A Novelist of Moral Power and Passion: A Profile of Sigrid Undset

Article excerpt

Seventy years ago, Norwegian novelist Sigrid Undset won the Nobel Prize in literature, principally for two masterworks--a trilogy and a tetralogy--set in early fourteenth-century Norway. These two novels, running to well over twelve hundred pages apiece, established the 43-year-old author's fame and fortune throughout the world. Kristin Lavransdatter and The Master of Hestviken (the Norwegian version was titled Olav Audunsson i Hestviken) were translated into more than seventeen languages. In the United States, the novels have never been out of print.

Vintage Books, a division of Random House, has recently reissued the two works with handsome new covers, and Penguin Classics has commissioned a new translation of Kristin Lavransdatter, the first volume of which appeared in bookstores earlier this year. This spring Penguin Classics also published Gunnar's Daughter, a quite extraordinary short novel long out of print; set in the eleventh century, it was written when Undset was a 26-year-old office worker.

What is so memorable about Undset's two major works is how--apart from her remarkable talent in re-creating a remote period of history--she makes the characters' problems and dramas immediate and believable in terms comprehensible to every modem reader. Although her novels are set centuries ago, she relates no major historic events and introduces no historical figures, preferring instead to concentrate on the lives of individuals responding to the changing face of society. She is concerned with how people assume moral responsibility for their acts and lives. Her treatment of family values, loyalty to the community, respect for religion, and full cognizance of the power of passion make the novels appropriate reading for our age.

Norway in the early years of the fourteenth century was at last emerging from millennia of paganism. The violent blood laws of Viking times had been the rule of the land. With Christianity came laws for ordering society and religious precepts to be hewn to, but people were not always willing to accept these relatively new restraints on their conduct. So it is with Undset's eponymous heroine, Kristin Lavransdatter: a proud, spoiled, headstrong young woman who defies her beloved father and the church to wed an older man with whom--driven by overwhelming passion--she has been carrying on an illicit affair.

Kristin's sense of guilt about lying to her father, the church, and her community, about being married as a virgin bride when she knows she is pregnant, settles a cloud on her relationship with her husband, Erlend. The saga begins in volume one, The Bridal Wreath, and extends and develops in the remaining two volumes, The Mistress of Husaby and The Cross. Erlend, a bold, courageous warrior, has little interest in taking over the management of the vast estate he has inherited. It falls to young Kristin, pregnant and inexperienced, to learn the substantial task of running the estate and administering to the needs of the many people dependent on Erlend. She is well aware of the responsibility to make the property prosper so as to pass it along to the next generation.

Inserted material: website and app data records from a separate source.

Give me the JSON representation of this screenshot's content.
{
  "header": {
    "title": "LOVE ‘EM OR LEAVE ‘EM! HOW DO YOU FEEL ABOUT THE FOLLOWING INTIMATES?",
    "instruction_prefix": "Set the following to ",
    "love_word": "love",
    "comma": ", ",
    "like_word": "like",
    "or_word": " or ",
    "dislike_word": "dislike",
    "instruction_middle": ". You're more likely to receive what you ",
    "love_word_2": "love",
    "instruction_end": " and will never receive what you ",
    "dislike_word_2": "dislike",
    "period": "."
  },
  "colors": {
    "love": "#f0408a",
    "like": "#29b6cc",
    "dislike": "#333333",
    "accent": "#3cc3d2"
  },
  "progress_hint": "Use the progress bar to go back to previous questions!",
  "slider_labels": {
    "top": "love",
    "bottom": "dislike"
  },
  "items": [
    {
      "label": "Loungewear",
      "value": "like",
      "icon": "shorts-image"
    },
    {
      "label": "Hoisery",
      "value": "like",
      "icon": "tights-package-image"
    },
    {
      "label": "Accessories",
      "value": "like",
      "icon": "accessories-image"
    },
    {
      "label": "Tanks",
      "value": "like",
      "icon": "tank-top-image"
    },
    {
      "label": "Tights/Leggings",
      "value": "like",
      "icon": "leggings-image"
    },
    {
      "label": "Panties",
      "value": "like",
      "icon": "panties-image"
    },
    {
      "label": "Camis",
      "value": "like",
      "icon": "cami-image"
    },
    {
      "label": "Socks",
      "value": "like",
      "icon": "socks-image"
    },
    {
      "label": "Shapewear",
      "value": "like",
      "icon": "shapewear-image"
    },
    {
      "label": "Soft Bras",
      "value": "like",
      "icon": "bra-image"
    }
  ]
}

In the second volume, Kristin brings forth her sons--seven in all. Only the birth of the first is described and in exceedingly graphic, vivid terms. These are the years that mark the couple's growing estrangement, as Kristin devotes ever more time to her sons and their heritage. Undset displays consummate talent in describing mother-child relationships. Never does she slip over the edge into sentimentality; at all times, Undset is a singularly tough-minded writer, who could nonetheless write with both passion and compassion.

Erlend, restless and bored with life as a wealthy landowner, becomes involved in a dangerous conspiracy to set a new king on the throne and thus separate the crowns of Norway and Sweden. The attempt fails. Erlend is captured and tortured, but he refuses to give the names of any of the other nobles involved in the plot. …